Walt Disney (NYSE:DIS) isn't earning much distributing video game movie Need for Speed. Audiences aren't showing up to see Aaron Paul in the driver's seat, with the film earning just $67.3 million in its first week of release. It'll need about 3 times that, or more, to break even at the box office.

The sputtering performance raises the question of whether there's such a thing as a good video game movie? Or is the process of adapting from other media to the big screen an inherently flawed process?

Host Ellen Bowman puts Fool analysts Nathan Alderman and Tim Beyers on the spot in this week's episode of 1-Up On Wall Street, The Motley Fool's web show in which we talk about the big-money names behind your favorite movies, toys, video games, comics, and more.

Tim says most adaptations fail because there's little creative incentive to take audiences where they haven't already been. Instead, Hollywood hopes that those familiar with the source material will show up in enough force to drive the film to profit.

In the case of Need for Speed, the so-called "fan base" is composed of players who've followed the game franchise since the first title went on sale in 1994. Electronic Arts (NASDAQ:EA) has been involved from the beginning.

Nathan agrees, adding that while adaptations can be tricky -- video game movies, in particular -- there are good examples of cross-media winners. Take Serenity, the movie that concluded the short-lived but long-beloved Firefly TV series.

Meanwhile, the crowdfunding model that gave birth to the new Veronica Mars movie could serve as a template for reducing the risk of developing future genre-specific adaptations.

Now it's your turn to weigh in. Have you seen Need for Speed? What are your best and worst picks for video game movies or films adapted from other media? Please watch the video to get the full story, and be sure to check back here often for more 1-Up On Wall Street segments.

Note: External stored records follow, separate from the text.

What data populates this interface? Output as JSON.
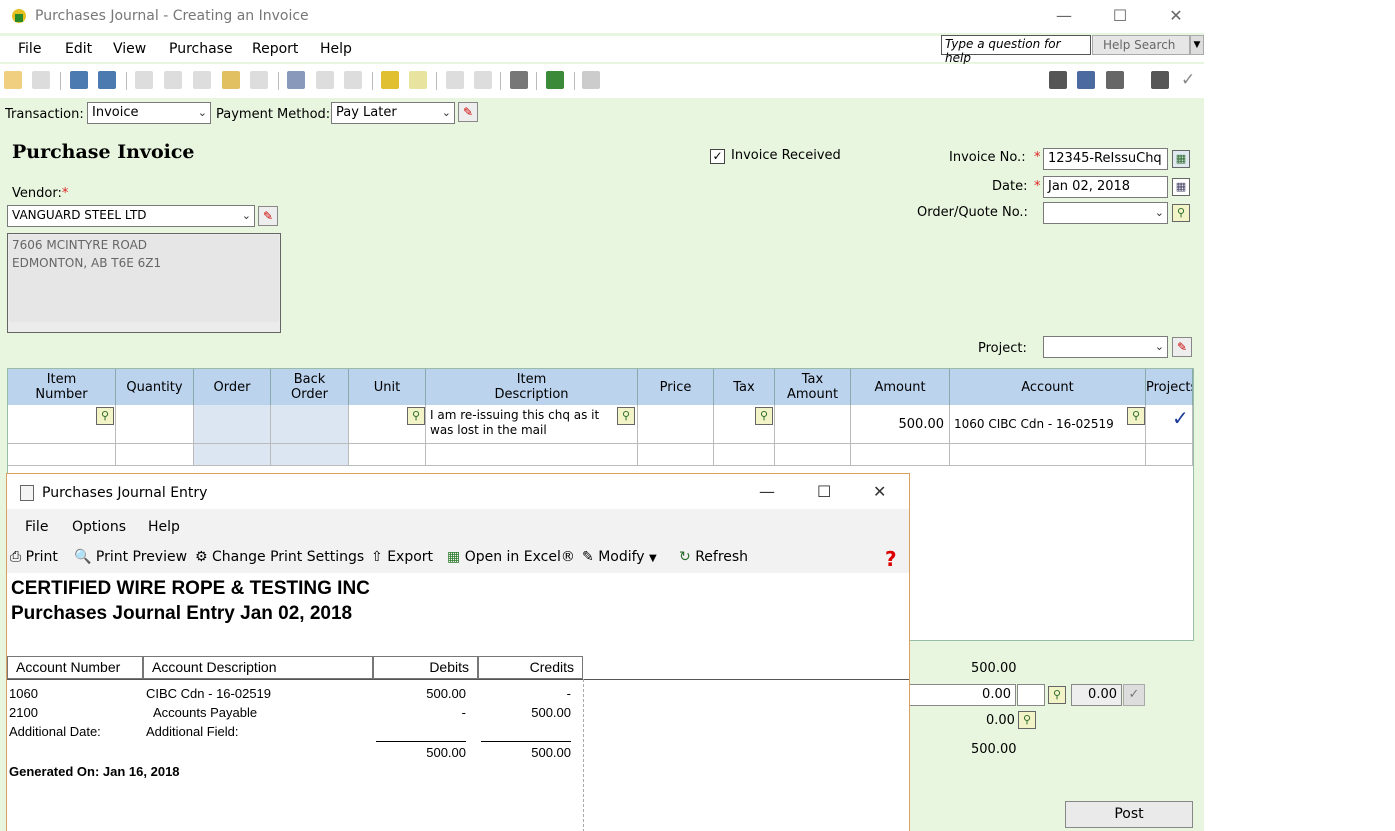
{
  "window": {
    "title": "Purchases Journal - Creating an Invoice"
  },
  "menu": [
    "File",
    "Edit",
    "View",
    "Purchase",
    "Report",
    "Help"
  ],
  "help": {
    "ask_placeholder": "Type a question for help",
    "search_label": "Help Search"
  },
  "transaction": {
    "label": "Transaction:",
    "value": "Invoice"
  },
  "payment": {
    "label": "Payment Method:",
    "value": "Pay Later"
  },
  "invoice": {
    "heading": "Purchase Invoice",
    "received_label": "Invoice Received",
    "received_checked": true,
    "number_label": "Invoice No.:",
    "number": "12345-ReIssuChq",
    "date_label": "Date:",
    "date": "Jan 02, 2018",
    "order_label": "Order/Quote No.:",
    "order": "",
    "project_label": "Project:",
    "project": ""
  },
  "vendor": {
    "label": "Vendor:",
    "name": "VANGUARD STEEL LTD",
    "address_line1": "7606 MCINTYRE ROAD",
    "address_line2": "EDMONTON, AB  T6E 6Z1"
  },
  "grid": {
    "headers": [
      "Item\nNumber",
      "Quantity",
      "Order",
      "Back\nOrder",
      "Unit",
      "Item\nDescription",
      "Price",
      "Tax",
      "Tax\nAmount",
      "Amount",
      "Account",
      "Projects"
    ],
    "row": {
      "description": "I am re-issuing this chq as it was lost in the mail",
      "amount": "500.00",
      "account": "1060 CIBC Cdn - 16-02519"
    }
  },
  "totals": {
    "subtotal": "500.00",
    "freight": "0.00",
    "freight_tax": "0.00",
    "tax": "0.00",
    "total": "500.00"
  },
  "post_label": "Post",
  "journal": {
    "title": "Purchases Journal Entry",
    "menu": [
      "File",
      "Options",
      "Help"
    ],
    "toolbar": [
      "Print",
      "Print Preview",
      "Change Print Settings",
      "Export",
      "Open in Excel®",
      "Modify",
      "Refresh"
    ],
    "company": "CERTIFIED WIRE ROPE & TESTING INC",
    "report_title": "Purchases Journal Entry Jan 02, 2018",
    "columns": [
      "Account Number",
      "Account Description",
      "Debits",
      "Credits"
    ],
    "rows": [
      {
        "number": "1060",
        "description": "CIBC Cdn - 16-02519",
        "debit": "500.00",
        "credit": "-"
      },
      {
        "number": "2100",
        "description": "Accounts Payable",
        "debit": "-",
        "credit": "500.00"
      }
    ],
    "additional_date": "Additional Date:",
    "additional_field": "Additional Field:",
    "total_debit": "500.00",
    "total_credit": "500.00",
    "generated": "Generated On: Jan 16, 2018"
  },
  "colors": {
    "form_bg": "#e9f6df",
    "grid_header": "#bcd3ee",
    "accent": "#d9a060"
  }
}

This article represents the opinion of the writer, who may disagree with the “official” recommendation position of a Motley Fool premium advisory service. We’re motley! Questioning an investing thesis -- even one of our own -- helps us all think critically about investing and make decisions that help us become smarter, happier, and richer.